Your objective: Please determine how many lines of the material include the word "nViewers", and respond with nothing but that number.

Excerpted data:
^^^^^^^^^^^^^^^^

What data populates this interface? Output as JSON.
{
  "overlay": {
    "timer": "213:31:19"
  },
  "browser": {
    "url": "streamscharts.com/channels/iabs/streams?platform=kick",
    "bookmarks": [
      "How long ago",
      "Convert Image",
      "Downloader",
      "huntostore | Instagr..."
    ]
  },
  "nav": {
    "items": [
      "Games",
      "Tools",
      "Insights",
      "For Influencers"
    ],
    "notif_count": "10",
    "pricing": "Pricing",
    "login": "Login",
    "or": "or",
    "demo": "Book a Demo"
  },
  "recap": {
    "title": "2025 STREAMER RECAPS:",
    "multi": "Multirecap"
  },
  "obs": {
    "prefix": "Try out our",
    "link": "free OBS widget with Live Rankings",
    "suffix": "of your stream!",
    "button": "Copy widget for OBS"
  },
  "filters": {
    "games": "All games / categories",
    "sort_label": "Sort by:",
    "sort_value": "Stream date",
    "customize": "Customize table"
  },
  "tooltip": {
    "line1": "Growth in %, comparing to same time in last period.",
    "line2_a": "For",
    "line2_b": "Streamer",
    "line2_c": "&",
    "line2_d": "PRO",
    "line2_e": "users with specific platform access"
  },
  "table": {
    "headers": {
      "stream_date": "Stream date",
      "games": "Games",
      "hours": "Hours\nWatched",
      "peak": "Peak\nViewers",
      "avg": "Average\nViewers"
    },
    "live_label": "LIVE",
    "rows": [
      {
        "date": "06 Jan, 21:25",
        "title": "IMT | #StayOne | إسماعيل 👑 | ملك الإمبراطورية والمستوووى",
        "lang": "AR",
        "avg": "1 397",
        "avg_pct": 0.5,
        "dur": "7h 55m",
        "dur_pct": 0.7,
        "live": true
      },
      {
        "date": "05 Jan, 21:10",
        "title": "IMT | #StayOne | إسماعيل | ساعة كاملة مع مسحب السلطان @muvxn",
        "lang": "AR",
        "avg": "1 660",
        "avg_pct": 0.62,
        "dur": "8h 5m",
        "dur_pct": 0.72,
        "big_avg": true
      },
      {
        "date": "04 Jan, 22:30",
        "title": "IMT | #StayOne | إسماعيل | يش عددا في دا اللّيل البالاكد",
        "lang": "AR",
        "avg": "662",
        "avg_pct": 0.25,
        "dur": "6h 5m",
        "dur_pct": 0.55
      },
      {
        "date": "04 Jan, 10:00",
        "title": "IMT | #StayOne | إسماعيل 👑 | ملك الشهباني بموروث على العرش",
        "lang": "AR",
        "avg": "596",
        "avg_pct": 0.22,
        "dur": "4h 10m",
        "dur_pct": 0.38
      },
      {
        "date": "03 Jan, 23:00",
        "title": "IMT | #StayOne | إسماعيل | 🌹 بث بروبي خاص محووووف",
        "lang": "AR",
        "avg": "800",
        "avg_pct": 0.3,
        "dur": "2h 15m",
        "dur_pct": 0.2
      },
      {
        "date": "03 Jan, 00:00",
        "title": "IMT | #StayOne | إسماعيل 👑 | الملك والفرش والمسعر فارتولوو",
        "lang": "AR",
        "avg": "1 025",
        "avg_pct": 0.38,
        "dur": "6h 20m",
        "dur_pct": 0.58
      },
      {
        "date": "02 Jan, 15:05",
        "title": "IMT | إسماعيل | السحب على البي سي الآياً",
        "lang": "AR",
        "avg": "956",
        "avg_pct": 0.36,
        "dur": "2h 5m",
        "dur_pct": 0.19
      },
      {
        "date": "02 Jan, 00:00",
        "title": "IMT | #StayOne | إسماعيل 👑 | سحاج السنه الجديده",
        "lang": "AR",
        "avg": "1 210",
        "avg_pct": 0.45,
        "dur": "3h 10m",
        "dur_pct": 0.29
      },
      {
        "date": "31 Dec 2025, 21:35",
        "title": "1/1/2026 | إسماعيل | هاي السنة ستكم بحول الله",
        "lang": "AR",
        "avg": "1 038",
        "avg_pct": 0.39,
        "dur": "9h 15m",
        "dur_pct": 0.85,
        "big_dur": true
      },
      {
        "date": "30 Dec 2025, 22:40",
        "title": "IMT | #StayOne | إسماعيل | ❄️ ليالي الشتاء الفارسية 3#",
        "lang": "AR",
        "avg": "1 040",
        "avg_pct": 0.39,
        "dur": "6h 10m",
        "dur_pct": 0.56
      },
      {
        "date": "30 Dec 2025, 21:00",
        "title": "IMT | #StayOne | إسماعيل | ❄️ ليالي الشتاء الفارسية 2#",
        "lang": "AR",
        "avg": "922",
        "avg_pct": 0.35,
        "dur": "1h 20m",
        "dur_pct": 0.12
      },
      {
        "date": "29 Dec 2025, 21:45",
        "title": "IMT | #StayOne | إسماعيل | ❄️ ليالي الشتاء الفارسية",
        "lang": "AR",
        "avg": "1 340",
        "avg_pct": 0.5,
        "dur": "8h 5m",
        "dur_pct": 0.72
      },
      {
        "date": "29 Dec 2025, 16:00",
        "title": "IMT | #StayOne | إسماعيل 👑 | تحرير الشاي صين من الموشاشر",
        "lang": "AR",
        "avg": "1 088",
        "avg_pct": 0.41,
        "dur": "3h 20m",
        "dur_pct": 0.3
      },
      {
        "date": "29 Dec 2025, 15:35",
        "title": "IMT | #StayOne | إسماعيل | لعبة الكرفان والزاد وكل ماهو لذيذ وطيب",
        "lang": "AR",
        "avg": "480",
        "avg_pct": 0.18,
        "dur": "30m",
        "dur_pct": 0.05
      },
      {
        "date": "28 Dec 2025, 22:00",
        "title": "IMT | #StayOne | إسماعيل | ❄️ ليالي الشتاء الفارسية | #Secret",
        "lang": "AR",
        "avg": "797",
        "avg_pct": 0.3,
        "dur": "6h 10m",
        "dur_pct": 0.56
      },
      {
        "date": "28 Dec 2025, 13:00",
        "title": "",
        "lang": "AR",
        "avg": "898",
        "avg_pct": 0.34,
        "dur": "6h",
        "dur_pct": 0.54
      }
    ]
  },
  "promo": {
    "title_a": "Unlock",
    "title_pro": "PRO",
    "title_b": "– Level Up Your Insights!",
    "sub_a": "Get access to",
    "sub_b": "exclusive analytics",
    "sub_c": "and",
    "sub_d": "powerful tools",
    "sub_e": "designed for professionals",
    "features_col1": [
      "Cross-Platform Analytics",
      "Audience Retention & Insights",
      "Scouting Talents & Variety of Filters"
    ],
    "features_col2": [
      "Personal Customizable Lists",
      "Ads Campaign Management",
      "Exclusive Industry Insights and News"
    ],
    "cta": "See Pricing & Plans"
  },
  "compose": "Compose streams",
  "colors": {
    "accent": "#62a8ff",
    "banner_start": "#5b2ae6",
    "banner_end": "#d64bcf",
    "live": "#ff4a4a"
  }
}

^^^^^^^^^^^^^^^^

Response area: 2